RECORDS SHOWN —
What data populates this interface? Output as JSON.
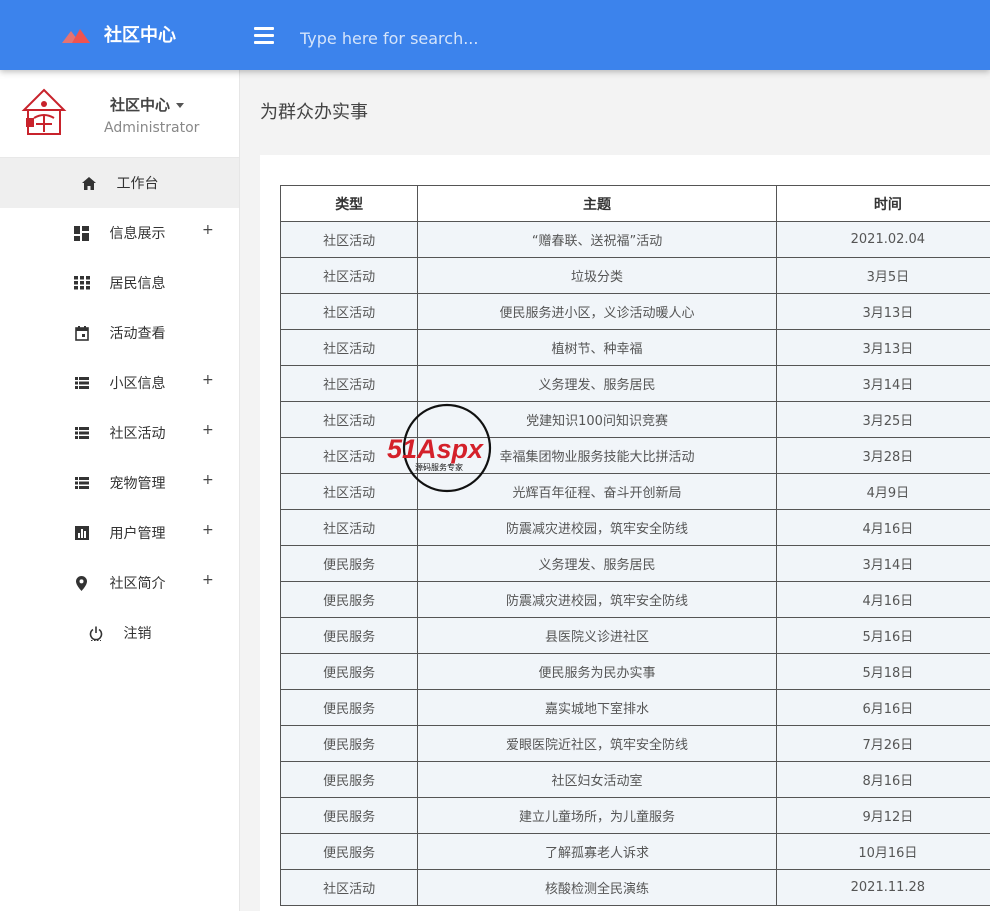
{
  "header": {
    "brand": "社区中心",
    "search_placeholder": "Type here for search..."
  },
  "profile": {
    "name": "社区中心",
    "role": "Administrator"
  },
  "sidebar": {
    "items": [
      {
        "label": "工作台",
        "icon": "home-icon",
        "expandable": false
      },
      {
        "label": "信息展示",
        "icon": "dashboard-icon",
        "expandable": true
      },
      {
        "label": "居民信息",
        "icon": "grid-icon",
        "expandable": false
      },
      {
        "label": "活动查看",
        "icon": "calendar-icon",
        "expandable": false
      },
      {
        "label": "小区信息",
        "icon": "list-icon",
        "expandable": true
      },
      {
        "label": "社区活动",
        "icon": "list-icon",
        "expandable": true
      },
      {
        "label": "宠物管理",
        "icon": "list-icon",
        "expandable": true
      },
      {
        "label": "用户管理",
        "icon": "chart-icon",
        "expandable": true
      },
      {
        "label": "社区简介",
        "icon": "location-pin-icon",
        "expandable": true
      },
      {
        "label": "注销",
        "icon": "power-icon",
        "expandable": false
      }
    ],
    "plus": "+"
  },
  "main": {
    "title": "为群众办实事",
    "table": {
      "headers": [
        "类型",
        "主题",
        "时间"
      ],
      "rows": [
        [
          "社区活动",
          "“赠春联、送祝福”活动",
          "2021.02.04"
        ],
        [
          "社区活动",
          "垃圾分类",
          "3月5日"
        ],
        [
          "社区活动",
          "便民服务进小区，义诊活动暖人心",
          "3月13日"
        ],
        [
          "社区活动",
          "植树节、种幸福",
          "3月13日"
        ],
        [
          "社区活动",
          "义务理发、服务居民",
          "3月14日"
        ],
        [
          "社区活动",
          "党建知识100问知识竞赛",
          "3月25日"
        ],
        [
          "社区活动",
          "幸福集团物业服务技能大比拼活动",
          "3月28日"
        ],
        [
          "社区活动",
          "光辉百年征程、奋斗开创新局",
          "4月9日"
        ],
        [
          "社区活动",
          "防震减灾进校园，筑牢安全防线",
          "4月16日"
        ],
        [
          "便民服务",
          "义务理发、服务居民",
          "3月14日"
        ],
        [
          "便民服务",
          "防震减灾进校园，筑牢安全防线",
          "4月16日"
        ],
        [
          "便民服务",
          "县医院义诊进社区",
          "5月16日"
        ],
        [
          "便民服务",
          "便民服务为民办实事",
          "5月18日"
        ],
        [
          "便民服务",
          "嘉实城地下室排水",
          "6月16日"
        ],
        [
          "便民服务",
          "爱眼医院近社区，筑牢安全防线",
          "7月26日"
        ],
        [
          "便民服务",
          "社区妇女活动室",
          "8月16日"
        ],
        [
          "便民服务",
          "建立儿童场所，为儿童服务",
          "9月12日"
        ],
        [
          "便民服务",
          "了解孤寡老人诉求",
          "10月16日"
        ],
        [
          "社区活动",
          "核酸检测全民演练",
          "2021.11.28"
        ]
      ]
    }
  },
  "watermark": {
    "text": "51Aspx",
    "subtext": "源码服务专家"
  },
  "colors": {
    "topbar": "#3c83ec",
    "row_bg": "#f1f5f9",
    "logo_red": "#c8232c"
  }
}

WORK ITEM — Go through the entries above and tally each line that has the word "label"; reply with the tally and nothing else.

EXERCISE OUTPUT — 10